● TASK DESCRIPTION
Go through the material below and report how many lines contain "badge". Give only the number.

● DATA EXCERPTS
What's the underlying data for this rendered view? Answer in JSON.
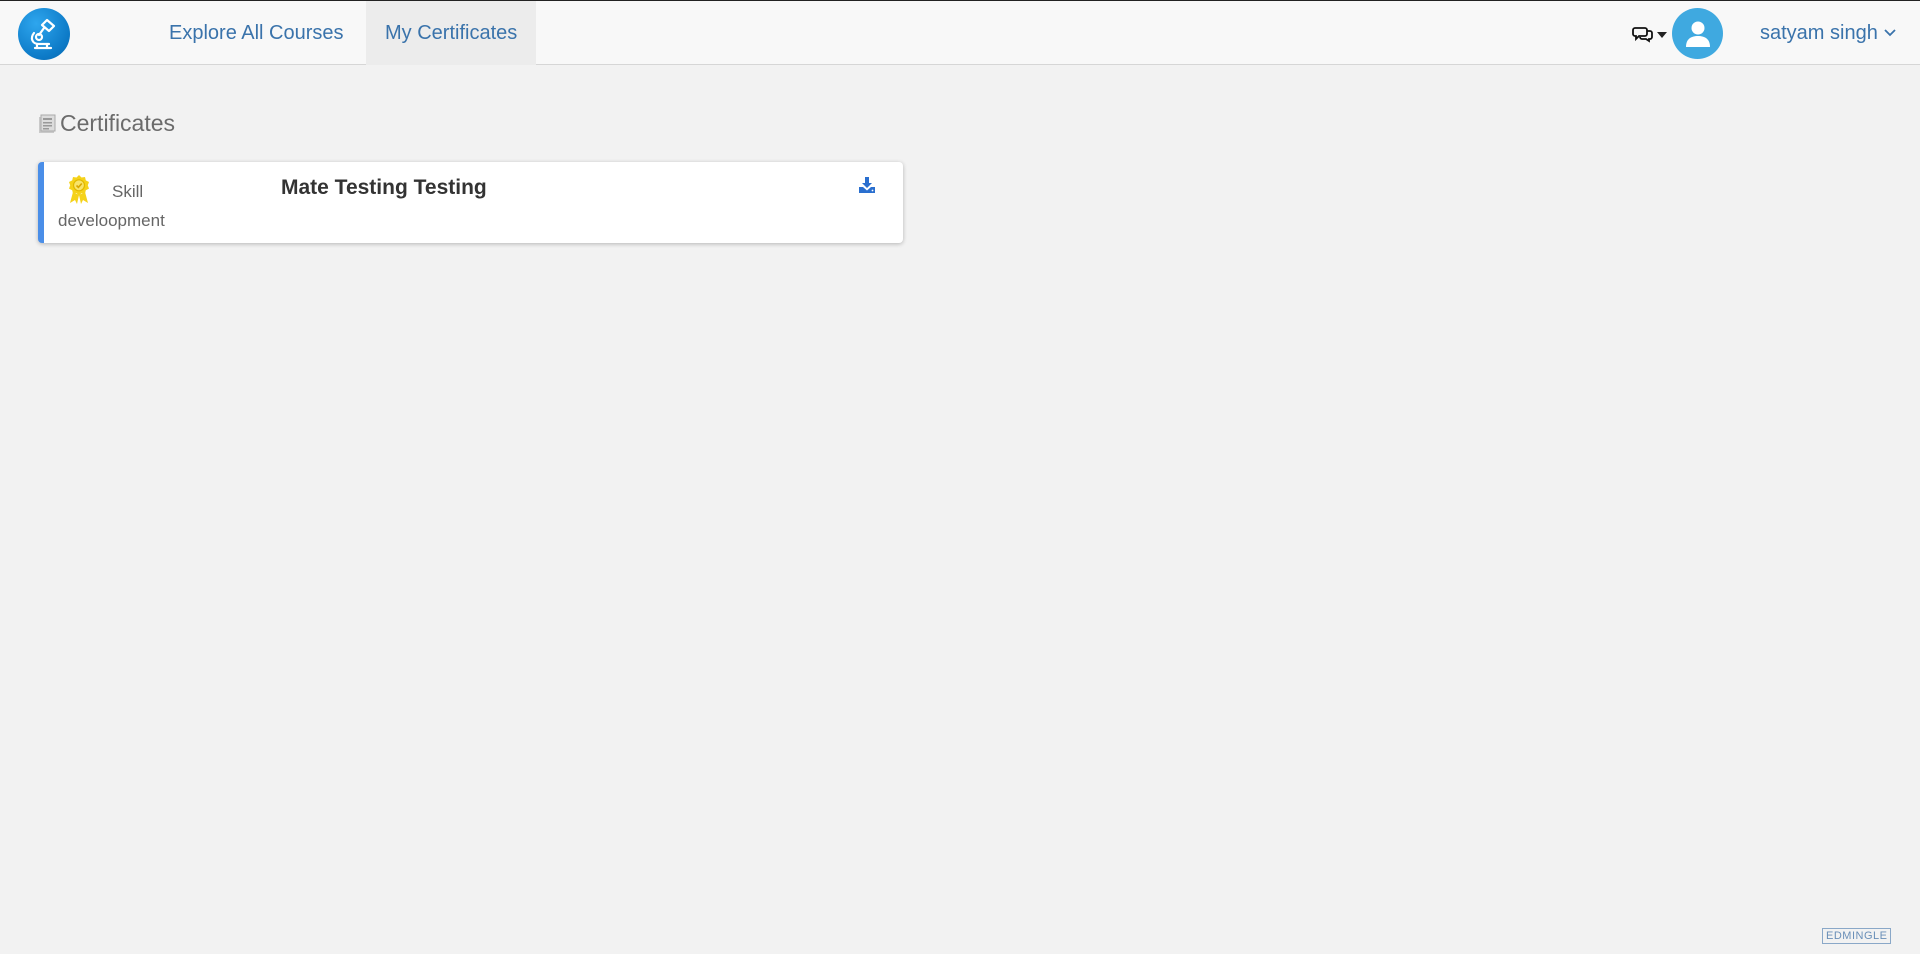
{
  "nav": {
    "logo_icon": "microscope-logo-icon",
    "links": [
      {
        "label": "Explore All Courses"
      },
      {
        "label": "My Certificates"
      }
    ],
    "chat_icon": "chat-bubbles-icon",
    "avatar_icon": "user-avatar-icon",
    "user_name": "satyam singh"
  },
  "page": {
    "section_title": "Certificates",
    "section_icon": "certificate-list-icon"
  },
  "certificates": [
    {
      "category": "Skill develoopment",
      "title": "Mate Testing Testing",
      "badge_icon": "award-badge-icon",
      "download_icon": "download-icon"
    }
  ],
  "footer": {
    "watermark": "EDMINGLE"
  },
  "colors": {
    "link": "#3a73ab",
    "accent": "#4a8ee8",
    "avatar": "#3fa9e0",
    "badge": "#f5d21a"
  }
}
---
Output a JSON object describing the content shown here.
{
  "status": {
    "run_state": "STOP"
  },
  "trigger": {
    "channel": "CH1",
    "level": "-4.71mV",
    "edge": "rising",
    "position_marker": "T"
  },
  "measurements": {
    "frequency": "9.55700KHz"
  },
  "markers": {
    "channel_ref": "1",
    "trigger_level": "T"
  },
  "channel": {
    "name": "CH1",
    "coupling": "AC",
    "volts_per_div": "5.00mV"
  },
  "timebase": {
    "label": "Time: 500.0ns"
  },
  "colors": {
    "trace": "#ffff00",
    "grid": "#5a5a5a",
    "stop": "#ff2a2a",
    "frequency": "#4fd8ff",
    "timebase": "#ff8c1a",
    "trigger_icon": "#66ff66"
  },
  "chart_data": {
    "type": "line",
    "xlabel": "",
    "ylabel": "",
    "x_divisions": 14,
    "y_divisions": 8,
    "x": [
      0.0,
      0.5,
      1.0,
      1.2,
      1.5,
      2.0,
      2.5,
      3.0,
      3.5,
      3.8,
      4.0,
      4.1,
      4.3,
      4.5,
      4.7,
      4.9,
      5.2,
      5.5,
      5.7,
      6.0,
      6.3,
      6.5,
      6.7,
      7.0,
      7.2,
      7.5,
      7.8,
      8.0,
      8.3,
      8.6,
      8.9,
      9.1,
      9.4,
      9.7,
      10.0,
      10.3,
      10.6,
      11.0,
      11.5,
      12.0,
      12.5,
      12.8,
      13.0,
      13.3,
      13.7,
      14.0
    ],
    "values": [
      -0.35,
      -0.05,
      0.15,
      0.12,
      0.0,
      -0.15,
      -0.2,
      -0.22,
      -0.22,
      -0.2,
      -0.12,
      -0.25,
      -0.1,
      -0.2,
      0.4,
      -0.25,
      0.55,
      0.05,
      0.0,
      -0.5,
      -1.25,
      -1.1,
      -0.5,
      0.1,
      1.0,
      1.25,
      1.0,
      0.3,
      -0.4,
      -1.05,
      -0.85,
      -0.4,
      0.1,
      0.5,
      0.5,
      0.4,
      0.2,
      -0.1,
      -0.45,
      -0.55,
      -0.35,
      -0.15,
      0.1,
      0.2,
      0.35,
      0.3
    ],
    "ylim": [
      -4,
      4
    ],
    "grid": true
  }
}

● TASK OUTPUT
2